Issues of Fact Preclude Summary Judgment in New York Trip and Fall Case

In Hines v. HSBC Bank USA, Inc., the Wayne County Supreme Court held that a Plaintiff in a trip and fall action provided enough proof of her negligence cause of action to create triable issues if fact that defeated Defendant’s summary judgment motion.

The facts in Hines are relatively straightforward. Plaintiff Hines tripped and fell on the sidewalk outside of the HSBC Bank, where she was a regular customer, in what was later determined to be a small depression in the sidewalk. Under New York law, as an owner or possessor of a property open to the public, HSBC had a duty to exercise reasonable care to keep the premises in a reasonably safe condition for the protection of all persons whose presence was reasonably foreseeable. In order for Plaintiff to prevail in her suit, she had to prove that (1) the premises were not reasonably safe, (2) HSBC was negligent in not keeping the premises in a reasonably safe condition, and (3) HSBC’s negligence in allowing the unsafe condition to exist was a substantial factor in causing her injury.

HSBC moved for summary judgment on the grounds that the record contained insufficient proof as a matter of law as to the three elements necessary for Plaintiff to successfully pursue her action. Specifically, HSBC argued that (1) the alleged defect was trivial in nature and did not constitute a hazard, (2) HSBC was not negligent because it did not create the allege defect or have constructive notice of it, and (3) Plaintiff’s proof demonstrates that it is as likely as not that her fall was caused by a non-actionable trip unrelated to the alleged sidewalk defect. Under the standard of law applicable to summary judgment motions, the court then had to determine whether there was an issue of fact as to each of the elements that Plaintiff must prove, which analysis is conducted in the light most favorable to Plaintiff.

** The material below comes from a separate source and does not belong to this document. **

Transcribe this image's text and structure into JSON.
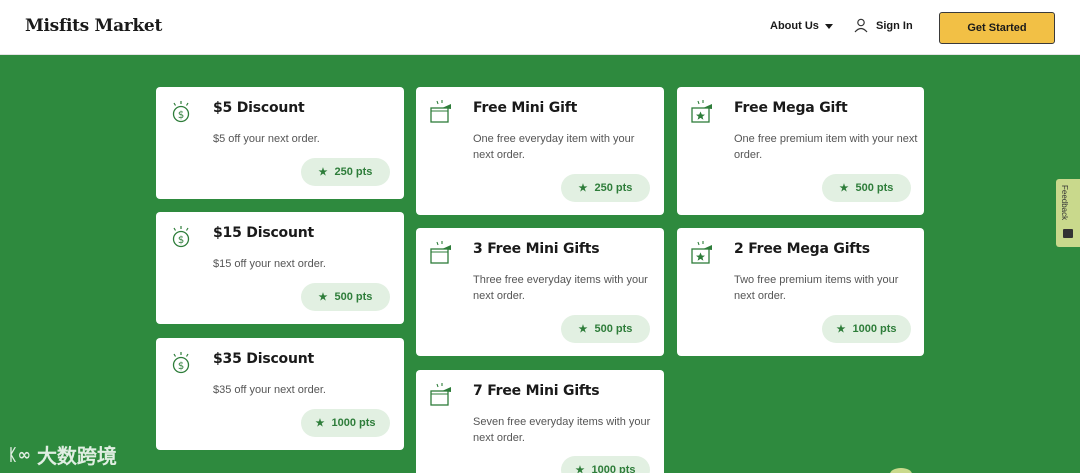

With respect to the first issue, the court found that while it is possible for a judge to determine as a matter of law whether an alleged defect is trivial, New York law favors presenting this issue as a factual question to the jury to determine whether a property condition is unreasonably dangerous. Based on the record, the court could not conclude as a matter of law that the alleged defect was trivial. Regarding the second element of foreseeability, while the court did acknowledge that HSBC did not have actual knowledge of the alleged defect, he held that Plaintiff presented enough proof that the bank had constructive notice of it, which was enough to create a triable issue of fact. Finally, with respect to the third element of proximate cause, the court determined that Plaintiff’s deposition testimony identified the defective condition that allegedly caused her injury, which a jury could find credible as the cause of the trip and fall. The court denied HSBC’s summary judgment motion in its entirety.